Having re-watched Pirates 1 tonight for the first time since seeing it in the theater originally, I am reaffirmed in my opinion of it as slow and overlong… especially the final battle which must last a half hour or so but in which nothing happens till the end (what’s the point of a swordfight if neither party can be injured?!).
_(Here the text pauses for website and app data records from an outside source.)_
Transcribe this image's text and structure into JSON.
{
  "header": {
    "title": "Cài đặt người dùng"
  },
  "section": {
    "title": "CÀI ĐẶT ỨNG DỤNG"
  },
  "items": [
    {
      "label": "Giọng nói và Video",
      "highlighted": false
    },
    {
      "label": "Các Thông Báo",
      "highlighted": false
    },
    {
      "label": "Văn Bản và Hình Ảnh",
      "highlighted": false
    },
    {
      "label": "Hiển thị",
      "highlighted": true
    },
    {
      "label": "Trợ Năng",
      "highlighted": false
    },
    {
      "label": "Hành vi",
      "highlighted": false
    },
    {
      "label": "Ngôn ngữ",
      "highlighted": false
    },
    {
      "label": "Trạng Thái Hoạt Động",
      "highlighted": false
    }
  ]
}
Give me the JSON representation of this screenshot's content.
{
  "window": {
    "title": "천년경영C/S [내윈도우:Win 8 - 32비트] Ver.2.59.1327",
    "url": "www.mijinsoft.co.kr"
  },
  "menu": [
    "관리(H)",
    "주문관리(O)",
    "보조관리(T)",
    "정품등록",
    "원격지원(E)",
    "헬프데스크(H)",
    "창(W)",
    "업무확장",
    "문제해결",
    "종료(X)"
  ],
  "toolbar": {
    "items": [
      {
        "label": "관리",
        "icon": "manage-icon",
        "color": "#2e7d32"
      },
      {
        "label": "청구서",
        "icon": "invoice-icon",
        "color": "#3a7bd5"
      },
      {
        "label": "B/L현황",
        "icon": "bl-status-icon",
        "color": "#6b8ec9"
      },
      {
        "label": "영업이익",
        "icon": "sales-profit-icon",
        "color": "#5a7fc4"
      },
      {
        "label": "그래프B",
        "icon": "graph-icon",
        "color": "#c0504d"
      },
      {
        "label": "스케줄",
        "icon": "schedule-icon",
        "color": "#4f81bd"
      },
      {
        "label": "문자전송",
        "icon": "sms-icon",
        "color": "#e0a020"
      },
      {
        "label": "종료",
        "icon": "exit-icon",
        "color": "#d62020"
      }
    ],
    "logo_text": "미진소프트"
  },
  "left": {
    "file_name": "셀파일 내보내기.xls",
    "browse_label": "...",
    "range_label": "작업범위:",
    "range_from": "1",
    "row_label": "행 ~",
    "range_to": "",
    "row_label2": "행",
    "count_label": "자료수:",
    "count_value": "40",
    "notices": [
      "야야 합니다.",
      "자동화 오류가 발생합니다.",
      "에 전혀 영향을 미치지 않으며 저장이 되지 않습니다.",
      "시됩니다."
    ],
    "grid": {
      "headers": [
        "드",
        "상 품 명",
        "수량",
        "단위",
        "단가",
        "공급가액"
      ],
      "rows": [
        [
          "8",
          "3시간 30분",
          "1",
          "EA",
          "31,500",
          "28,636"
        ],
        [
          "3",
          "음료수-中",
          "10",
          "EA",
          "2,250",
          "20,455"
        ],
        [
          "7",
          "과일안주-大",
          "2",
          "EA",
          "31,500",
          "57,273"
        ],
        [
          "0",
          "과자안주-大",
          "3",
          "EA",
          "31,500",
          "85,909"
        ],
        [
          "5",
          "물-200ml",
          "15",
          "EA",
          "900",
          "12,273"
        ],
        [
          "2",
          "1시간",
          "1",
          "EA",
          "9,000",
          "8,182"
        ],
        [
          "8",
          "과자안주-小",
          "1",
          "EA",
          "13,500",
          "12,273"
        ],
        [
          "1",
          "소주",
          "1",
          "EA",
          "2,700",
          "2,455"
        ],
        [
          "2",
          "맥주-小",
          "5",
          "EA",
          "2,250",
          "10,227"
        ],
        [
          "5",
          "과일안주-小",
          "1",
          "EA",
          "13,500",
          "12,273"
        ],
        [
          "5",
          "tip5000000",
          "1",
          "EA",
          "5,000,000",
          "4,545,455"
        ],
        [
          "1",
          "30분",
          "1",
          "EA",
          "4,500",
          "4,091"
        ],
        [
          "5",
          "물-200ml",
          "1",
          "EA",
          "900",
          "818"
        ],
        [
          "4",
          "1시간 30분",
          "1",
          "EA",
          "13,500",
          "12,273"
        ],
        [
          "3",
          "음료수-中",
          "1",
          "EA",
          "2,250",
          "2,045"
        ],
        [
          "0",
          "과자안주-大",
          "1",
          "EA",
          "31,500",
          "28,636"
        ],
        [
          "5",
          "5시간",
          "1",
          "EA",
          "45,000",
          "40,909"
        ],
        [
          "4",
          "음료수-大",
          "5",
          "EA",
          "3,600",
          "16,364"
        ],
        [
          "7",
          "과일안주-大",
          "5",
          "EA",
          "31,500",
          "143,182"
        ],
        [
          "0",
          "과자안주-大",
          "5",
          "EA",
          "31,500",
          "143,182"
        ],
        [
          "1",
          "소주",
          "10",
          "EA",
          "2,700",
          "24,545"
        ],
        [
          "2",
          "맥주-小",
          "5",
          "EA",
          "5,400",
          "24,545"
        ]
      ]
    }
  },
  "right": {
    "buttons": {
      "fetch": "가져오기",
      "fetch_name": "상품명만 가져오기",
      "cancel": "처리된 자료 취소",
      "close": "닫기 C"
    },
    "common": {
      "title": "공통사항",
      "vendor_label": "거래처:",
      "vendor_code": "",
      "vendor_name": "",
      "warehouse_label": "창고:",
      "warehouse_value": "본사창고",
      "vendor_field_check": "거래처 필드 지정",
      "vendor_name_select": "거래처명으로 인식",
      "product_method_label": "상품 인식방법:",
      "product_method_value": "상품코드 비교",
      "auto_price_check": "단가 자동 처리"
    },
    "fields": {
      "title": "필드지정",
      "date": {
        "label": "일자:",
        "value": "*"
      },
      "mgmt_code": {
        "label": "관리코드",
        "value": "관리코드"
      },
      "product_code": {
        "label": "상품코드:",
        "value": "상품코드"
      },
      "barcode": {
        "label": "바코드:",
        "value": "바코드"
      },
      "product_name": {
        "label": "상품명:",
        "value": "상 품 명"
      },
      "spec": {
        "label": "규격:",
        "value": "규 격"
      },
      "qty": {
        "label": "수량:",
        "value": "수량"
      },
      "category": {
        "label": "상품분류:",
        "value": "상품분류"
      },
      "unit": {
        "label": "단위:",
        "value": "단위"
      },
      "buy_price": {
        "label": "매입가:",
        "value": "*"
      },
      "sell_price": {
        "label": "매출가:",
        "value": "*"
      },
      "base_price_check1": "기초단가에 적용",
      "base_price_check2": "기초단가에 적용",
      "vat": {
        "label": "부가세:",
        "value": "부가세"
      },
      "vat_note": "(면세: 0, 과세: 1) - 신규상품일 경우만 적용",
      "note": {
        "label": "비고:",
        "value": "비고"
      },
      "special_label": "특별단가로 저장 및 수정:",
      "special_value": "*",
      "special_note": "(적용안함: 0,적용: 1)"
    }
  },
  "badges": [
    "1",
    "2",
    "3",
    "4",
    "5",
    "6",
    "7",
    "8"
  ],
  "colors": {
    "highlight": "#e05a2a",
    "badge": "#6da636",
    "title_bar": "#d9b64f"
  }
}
However, I never felt that way about Pirates 2 last night even though I was tired. I expected to fall asleep during it but it kept me engrossed throughout. It does the smart thing by putting the pointless action scenes that have no plot relevance at the beginning of the movie when we haven’t started to care yet (and by “we” I mean “I”). I thought Pirates 2 was paced much better, didn’t have the slow start of Pirates 1, was funnier, and the long fight at the end which bored Ryan to death at least changed scenery unlike the swordfight in Pirates 1 which stayed in that same damn cave the whole time! It was nice to see a swordfight on a totally flat beach for a change before the obligatory multi-level hijinks.
Furthermore, Pirates 2 was a much more artistic movie, with many more interesting shots. After liking the style Verbinski used in The Ring, I was disappointed that Pirates 1 was very conventional photographically speaking, but in Pirates 2 he has finally injected a needed bit of style into the franchise. More interesting things are done with the camera from the outset, like the initial 90-degree overhead shot of the ocean which seems to quote Hideo Nakata’s opening shot of The Ring Two. Even the action scenes look better. The last time Captain Jack draws his sword in the movie was cooler than cool and the sideways shot immediately following it was also a thing of beauty.
Though much of Depp’s acting was simply mugging for the camera (moreso than in the first one, that is), he did not exhibit sequelitis on the level of Will Smith in MIB2. In every other way, however, Pirates 2 is a vast improvement over the original. It doesn’t take itself as seriously, Mackenzie Crook and Lee Arenberg almost steal the show with their metaphysical reflections, and now that Orlando and Keria are together there’s no need to waste any more time with the earnestness of their love story. Furthermore, while the first movie seemed intent on proving itself a real movie and not just a theme park advertisement, the sequel finally embraces its derivative nature and revels in references to other movies, from the most recent (Jackson’s King Kong seemed to pervade the first act) to the most classic (20,000 Leagues being the heaviest influence, from the pipe organ to the submersible vessel to the kraken). Tom Hollander is also good to see rejoining Keria after their anti-chemistry in Pride & Prejudice.
I had heard everyone moaning about how long Pirates 2 was, so I was expecting another half hour at the end. I didn’t expect the movie to end until another appearance by Jack, so the appearance of the director’s credit instead took me by surprise. For me, it never felt interminable as the first one did and does. In short, Pirates 1 is still fairly slow and not very fun to rewatch, while Pirates 2 is more interesting with a much higher rewatchability factor.